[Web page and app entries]
------------------------------------------------------------

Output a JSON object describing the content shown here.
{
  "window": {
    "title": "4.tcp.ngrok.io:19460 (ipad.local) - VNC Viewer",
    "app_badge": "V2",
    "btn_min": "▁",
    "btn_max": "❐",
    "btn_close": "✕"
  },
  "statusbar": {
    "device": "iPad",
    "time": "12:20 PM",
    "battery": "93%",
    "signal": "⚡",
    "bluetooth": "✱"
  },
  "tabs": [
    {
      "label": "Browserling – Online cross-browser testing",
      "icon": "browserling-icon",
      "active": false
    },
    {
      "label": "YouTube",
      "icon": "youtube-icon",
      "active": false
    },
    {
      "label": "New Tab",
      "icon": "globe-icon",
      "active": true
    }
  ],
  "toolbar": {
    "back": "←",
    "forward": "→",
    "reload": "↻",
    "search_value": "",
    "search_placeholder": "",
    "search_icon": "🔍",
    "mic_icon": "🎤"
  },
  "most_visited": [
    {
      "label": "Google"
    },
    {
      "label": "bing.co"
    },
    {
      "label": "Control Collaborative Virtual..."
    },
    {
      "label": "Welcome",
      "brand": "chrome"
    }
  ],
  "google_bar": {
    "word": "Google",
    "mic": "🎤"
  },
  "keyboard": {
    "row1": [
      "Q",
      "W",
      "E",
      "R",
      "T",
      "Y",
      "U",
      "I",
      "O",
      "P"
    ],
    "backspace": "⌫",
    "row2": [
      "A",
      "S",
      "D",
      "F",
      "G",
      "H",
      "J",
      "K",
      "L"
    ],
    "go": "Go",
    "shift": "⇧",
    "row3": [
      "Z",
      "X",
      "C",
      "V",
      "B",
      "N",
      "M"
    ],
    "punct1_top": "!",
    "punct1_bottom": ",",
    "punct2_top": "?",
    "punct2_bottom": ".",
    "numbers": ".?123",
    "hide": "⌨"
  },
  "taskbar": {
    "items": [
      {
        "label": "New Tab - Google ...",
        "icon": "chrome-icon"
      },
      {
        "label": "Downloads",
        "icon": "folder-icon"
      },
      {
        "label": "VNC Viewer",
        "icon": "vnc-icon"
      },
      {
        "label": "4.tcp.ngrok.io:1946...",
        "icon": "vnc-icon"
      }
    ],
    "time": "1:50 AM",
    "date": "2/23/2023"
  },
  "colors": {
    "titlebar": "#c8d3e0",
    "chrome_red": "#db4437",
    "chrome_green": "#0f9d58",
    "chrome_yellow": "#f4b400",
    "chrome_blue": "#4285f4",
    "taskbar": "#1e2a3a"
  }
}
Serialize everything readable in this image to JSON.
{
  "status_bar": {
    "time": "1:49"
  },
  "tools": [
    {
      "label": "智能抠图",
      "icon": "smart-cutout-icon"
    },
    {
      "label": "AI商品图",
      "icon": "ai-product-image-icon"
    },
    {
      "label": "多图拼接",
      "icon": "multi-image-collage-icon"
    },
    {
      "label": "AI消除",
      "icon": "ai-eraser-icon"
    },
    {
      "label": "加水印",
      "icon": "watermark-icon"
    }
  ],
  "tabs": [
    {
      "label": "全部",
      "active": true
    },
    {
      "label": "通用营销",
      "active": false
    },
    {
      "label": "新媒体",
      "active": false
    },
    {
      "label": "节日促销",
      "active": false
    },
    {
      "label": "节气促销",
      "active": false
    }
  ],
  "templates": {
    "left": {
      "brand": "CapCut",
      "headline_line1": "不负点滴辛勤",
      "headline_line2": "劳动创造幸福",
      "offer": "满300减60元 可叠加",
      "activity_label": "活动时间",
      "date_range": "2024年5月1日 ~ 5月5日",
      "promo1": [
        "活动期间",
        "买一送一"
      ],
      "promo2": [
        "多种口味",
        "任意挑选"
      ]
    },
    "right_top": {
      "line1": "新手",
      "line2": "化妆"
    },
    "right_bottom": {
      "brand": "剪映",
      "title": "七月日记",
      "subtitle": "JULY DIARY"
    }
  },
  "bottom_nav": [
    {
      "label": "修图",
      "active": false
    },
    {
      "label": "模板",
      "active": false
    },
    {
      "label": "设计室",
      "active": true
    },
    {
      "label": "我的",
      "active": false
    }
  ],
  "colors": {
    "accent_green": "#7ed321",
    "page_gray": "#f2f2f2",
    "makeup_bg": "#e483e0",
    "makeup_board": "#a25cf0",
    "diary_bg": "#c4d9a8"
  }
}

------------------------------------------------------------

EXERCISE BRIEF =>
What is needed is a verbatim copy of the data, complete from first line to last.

EXERCISE RESULT =>
Output a JSON object describing the content shown here.
{
  "window": {
    "title": "4.tcp.ngrok.io:19460 (ipad.local) - VNC Viewer",
    "app_badge": "V2",
    "btn_min": "▁",
    "btn_max": "❐",
    "btn_close": "✕"
  },
  "statusbar": {
    "device": "iPad",
    "time": "12:20 PM",
    "battery": "93%",
    "signal": "⚡",
    "bluetooth": "✱"
  },
  "tabs": [
    {
      "label": "Browserling – Online cross-browser testing",
      "icon": "browserling-icon",
      "active": false
    },
    {
      "label": "YouTube",
      "icon": "youtube-icon",
      "active": false
    },
    {
      "label": "New Tab",
      "icon": "globe-icon",
      "active": true
    }
  ],
  "toolbar": {
    "back": "←",
    "forward": "→",
    "reload": "↻",
    "search_value": "",
    "search_placeholder": "",
    "search_icon": "🔍",
    "mic_icon": "🎤"
  },
  "most_visited": [
    {
      "label": "Google"
    },
    {
      "label": "bing.co"
    },
    {
      "label": "Control Collaborative Virtual..."
    },
    {
      "label": "Welcome",
      "brand": "chrome"
    }
  ],
  "google_bar": {
    "word": "Google",
    "mic": "🎤"
  },
  "keyboard": {
    "row1": [
      "Q",
      "W",
      "E",
      "R",
      "T",
      "Y",
      "U",
      "I",
      "O",
      "P"
    ],
    "backspace": "⌫",
    "row2": [
      "A",
      "S",
      "D",
      "F",
      "G",
      "H",
      "J",
      "K",
      "L"
    ],
    "go": "Go",
    "shift": "⇧",
    "row3": [
      "Z",
      "X",
      "C",
      "V",
      "B",
      "N",
      "M"
    ],
    "punct1_top": "!",
    "punct1_bottom": ",",
    "punct2_top": "?",
    "punct2_bottom": ".",
    "numbers": ".?123",
    "hide": "⌨"
  },
  "taskbar": {
    "items": [
      {
        "label": "New Tab - Google ...",
        "icon": "chrome-icon"
      },
      {
        "label": "Downloads",
        "icon": "folder-icon"
      },
      {
        "label": "VNC Viewer",
        "icon": "vnc-icon"
      },
      {
        "label": "4.tcp.ngrok.io:1946...",
        "icon": "vnc-icon"
      }
    ],
    "time": "1:50 AM",
    "date": "2/23/2023"
  },
  "colors": {
    "titlebar": "#c8d3e0",
    "chrome_red": "#db4437",
    "chrome_green": "#0f9d58",
    "chrome_yellow": "#f4b400",
    "chrome_blue": "#4285f4",
    "taskbar": "#1e2a3a"
  }
}
Serialize everything readable in this image to JSON.
{
  "status_bar": {
    "time": "1:49"
  },
  "tools": [
    {
      "label": "智能抠图",
      "icon": "smart-cutout-icon"
    },
    {
      "label": "AI商品图",
      "icon": "ai-product-image-icon"
    },
    {
      "label": "多图拼接",
      "icon": "multi-image-collage-icon"
    },
    {
      "label": "AI消除",
      "icon": "ai-eraser-icon"
    },
    {
      "label": "加水印",
      "icon": "watermark-icon"
    }
  ],
  "tabs": [
    {
      "label": "全部",
      "active": true
    },
    {
      "label": "通用营销",
      "active": false
    },
    {
      "label": "新媒体",
      "active": false
    },
    {
      "label": "节日促销",
      "active": false
    },
    {
      "label": "节气促销",
      "active": false
    }
  ],
  "templates": {
    "left": {
      "brand": "CapCut",
      "headline_line1": "不负点滴辛勤",
      "headline_line2": "劳动创造幸福",
      "offer": "满300减60元 可叠加",
      "activity_label": "活动时间",
      "date_range": "2024年5月1日 ~ 5月5日",
      "promo1": [
        "活动期间",
        "买一送一"
      ],
      "promo2": [
        "多种口味",
        "任意挑选"
      ]
    },
    "right_top": {
      "line1": "新手",
      "line2": "化妆"
    },
    "right_bottom": {
      "brand": "剪映",
      "title": "七月日记",
      "subtitle": "JULY DIARY"
    }
  },
  "bottom_nav": [
    {
      "label": "修图",
      "active": false
    },
    {
      "label": "模板",
      "active": false
    },
    {
      "label": "设计室",
      "active": true
    },
    {
      "label": "我的",
      "active": false
    }
  ],
  "colors": {
    "accent_green": "#7ed321",
    "page_gray": "#f2f2f2",
    "makeup_bg": "#e483e0",
    "makeup_board": "#a25cf0",
    "diary_bg": "#c4d9a8"
  }
}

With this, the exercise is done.